The Museum of Nebraska Art — or MONA — sits on the main drag of the small, central Nebraska town of Kearney. This winter, it has featured work by the state's Latina artists in the first show of its kind.
The show, called Mujeres (“women” in Spanish), features work from five contemporary Latina artists. MONA prides itself on representing the state’s history and culture for diverse audiences. A few years ago, the museum's curator, Teliza Rodriguez, organized a huge retrospective of African American artists. Her goal, she said, has been to expand the concept of what constitutes a Nebraska artist.
“When you have histories that maybe have not been captured as they should have been captured, it is a responsibility for an institution to gather those histories, hold them up, hold them in regard, and then you put them back in their proper place in history,” Rodriguez said. “But if you don't regard them in the first place, then you have to go back and amend that.”
Nebraska’s Hispanic population doubled between 2000 and 2010. Rodriguez says she wanted to feature these women to highlight their commentary about today’s world. Most of the artists created original works for this exhibition; art that reflects political, social and environmental issues.
“This exhibition will woo you with all the beauty, but don't be mistaken — it has teeth,” Rodriguez said.
In the center of an exhibition hall was an installation by Claudia Alvarez: A ghostly-pale woman and child, sculpted from clay, sitting on a wooden bench. Two other clay children lay on the floor in piles of flowers, one at the base of a blackened tree.

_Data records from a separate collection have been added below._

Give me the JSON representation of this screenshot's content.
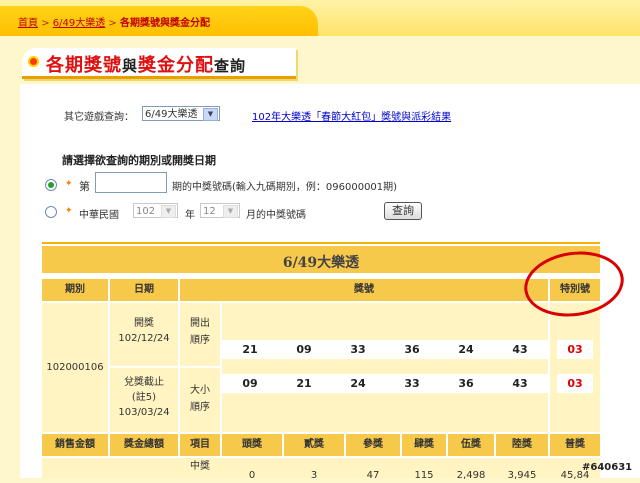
{
  "breadcrumb": {
    "home": "首頁",
    "sep": ">",
    "game": "6/49大樂透",
    "current": "各期獎號與獎金分配"
  },
  "page_title": {
    "part1": "各期獎號",
    "part2": "與",
    "part3": "獎金分配",
    "part4": "查詢"
  },
  "other_game": {
    "label": "其它遊戲查詢：",
    "selected": "6/49大樂透",
    "link": "102年大樂透「春節大紅包」獎號與派彩結果"
  },
  "query": {
    "heading": "請選擇欲查詢的期別或開獎日期",
    "option1_prefix": "第",
    "option1_suffix": "期的中獎號碼(輸入九碼期別，例：096000001期)",
    "option2_prefix": "中華民國",
    "year_value": "102",
    "year_unit": "年",
    "month_value": "12",
    "month_suffix": "月的中獎號碼",
    "button": "查詢"
  },
  "table": {
    "title": "6/49大樂透",
    "headers": {
      "period": "期別",
      "date": "日期",
      "numbers": "獎號",
      "special": "特別號"
    },
    "period": "102000106",
    "draw_label": "開獎",
    "draw_date": "102/12/24",
    "deadline_label1": "兌獎截止",
    "deadline_label2": "(註5)",
    "deadline_date": "103/03/24",
    "order1_a": "開出",
    "order1_b": "順序",
    "order2_a": "大小",
    "order2_b": "順序",
    "draw_order": [
      "21",
      "09",
      "33",
      "36",
      "24",
      "43"
    ],
    "size_order": [
      "09",
      "21",
      "24",
      "33",
      "36",
      "43"
    ],
    "special_number": "03",
    "lower_headers": [
      "銷售金額",
      "獎金總額",
      "項目",
      "頭獎",
      "貳獎",
      "參獎",
      "肆獎",
      "伍獎",
      "陸獎",
      "普獎"
    ],
    "lower_row_label": "中獎",
    "lower_row_values": [
      "0",
      "3",
      "47",
      "115",
      "2,498",
      "3,945",
      "45,84"
    ]
  },
  "watermark": "#640631"
}
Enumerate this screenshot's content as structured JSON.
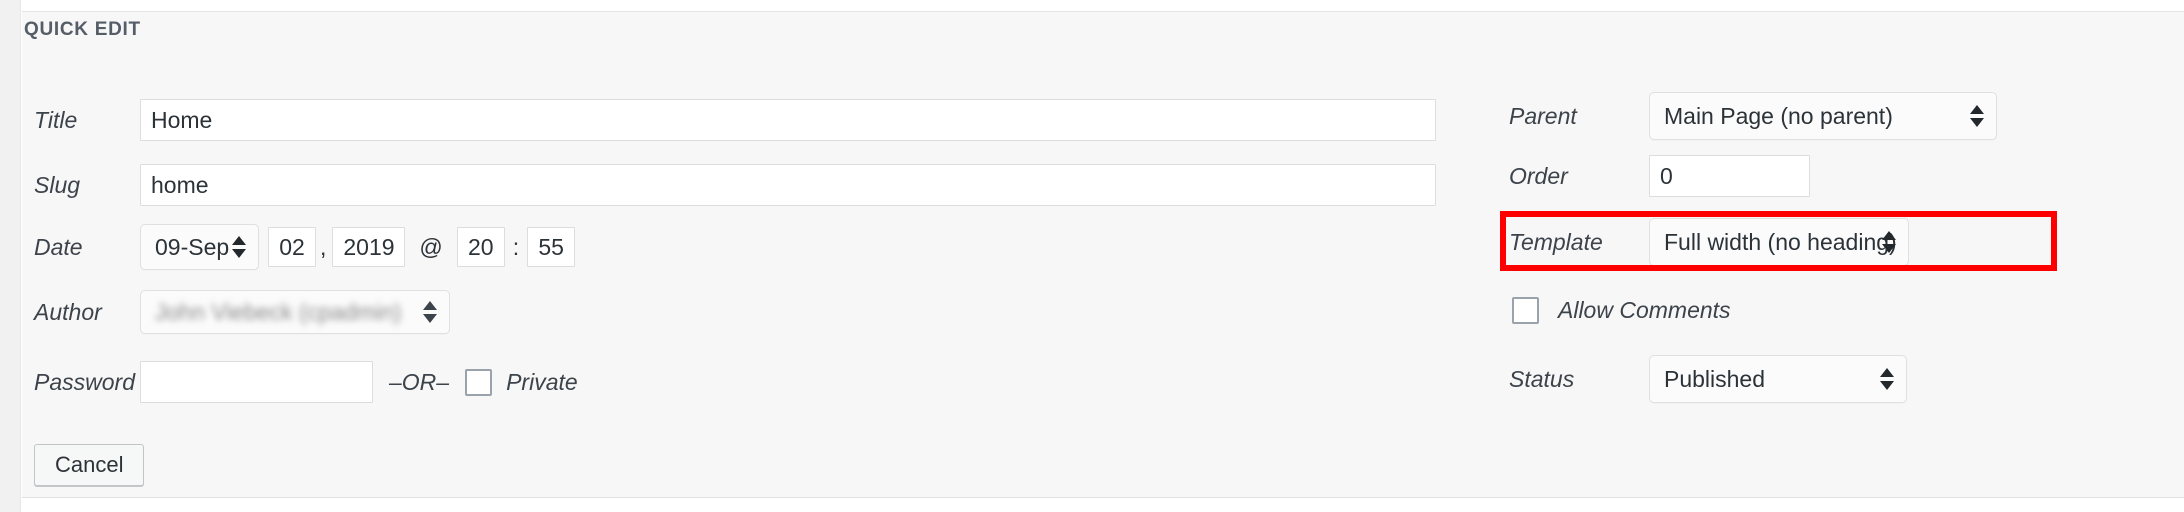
{
  "panel": {
    "legend": "QUICK EDIT"
  },
  "left_column": {
    "title": {
      "label": "Title",
      "value": "Home",
      "placeholder": ""
    },
    "slug": {
      "label": "Slug",
      "value": "home",
      "placeholder": ""
    },
    "date": {
      "label": "Date",
      "month_value": "09-Sep",
      "day_value": "02",
      "comma": ",",
      "year_value": "2019",
      "at_symbol": "@",
      "hour_value": "20",
      "colon": ":",
      "minute_value": "55"
    },
    "author": {
      "label": "Author",
      "value": "John Viebeck (cpadmin)"
    },
    "password": {
      "label": "Password",
      "value": "",
      "placeholder": "",
      "or_text": "–OR–",
      "private_label": "Private",
      "private_checked": false
    },
    "cancel_label": "Cancel"
  },
  "right_column": {
    "parent": {
      "label": "Parent",
      "value": "Main Page (no parent)"
    },
    "order": {
      "label": "Order",
      "value": "0"
    },
    "template": {
      "label": "Template",
      "value": "Full width (no heading)",
      "highlighted": true,
      "highlight_color": "#ff0000"
    },
    "comments": {
      "label": "Allow Comments",
      "checked": false
    },
    "status": {
      "label": "Status",
      "value": "Published"
    }
  },
  "icons": {
    "spinner": "updown-arrows-icon"
  }
}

“Everything is like creamish-colored, with tones of peach and then black, which makes you think of burning. I think at first glance there can be a real macabre feel to it,” Rodriguez said.
Alvarez was born in Mexico, and now lives and works in New York and Omaha.
“When we talked about this work we talked about how, well that's how motherhood is, it's all at once beautiful and endearing and tender but fierce and scary at the same time,” Rodriguez said.
Though most of the artists didn’t know each other before the show, Rodriguez said nearly all the works share common themes.
“The physical world, the spiritual world, femininity, masculinity, conflict, history, present day, our connection to the land. And they all do something that's kind of this hand working, bordering craft,” Rodriguez said.
Visual artist Nancy Friedemann-Sánchez is originally from Colombia and moved to Lincoln five years ago. She has been working on a large body of work she likens to a visual novel. “Cornucopia," at MONA, is the first piece of chapter four, she said. Cornucopia is a lush, colorful painted collage on a black backdrop. A vessel on the bottom overflows with plants, flowers and animals while tiny men with guns move in from the edges.
“My work is feminist at its core, my work is also about migration. So I wanted to make a piece that is very clear in its message,” said Friedemann-Sánchez. She said this work will tell part of the complex story of migration and the transcultural experience many Americans live every day.
That resonates with Sandra Williams, a Cleveland-born artist of Peruvian descent.
“It's like you're not Spanish enough for one group but then you're not American enough for the other, you're sort of in-between. And you inhabit this sort of borderland,” said Williams, associate professor of art at the University of Nebraska-Lincoln. Her piece for the MONA exhibition uses intricate cut-paper works to tell a Peruvian folktale about the Ukuku, or Bear Prince.
“It’s sort of the opposite of a western fairy tale. Really it's a story that's about bias,” Williams said.
Williams said even though each woman brought her own unique Latina heritage to the art, all the works shared threads of narrative. Curator Rodriguez said even she was surprised how well the diverse pieces worked together.
“There are such similarities that run through the entire thing, and I knew that innately, but I didn't realize what the deep, deep-seated overlap of who they are as women and as Latinas, what type of collaboration would happen in the exhibition,” Rodriguez said.
Rodriguez said the show reinforced these women’s place in Nebraska’s larger artistic heritage, and the museum will continue to present the diverse perspectives of Nebraskans in the future.
Mujeres, through February 12 at the Museum of Nebraska Art, 2401 Central Avenue, Kearney, Nebraska, 68847; 308-865-8559.
This story is part of Artland, a public-radio collaboration reporting on creative efforts that build community in unexpected places throughout the Midwest.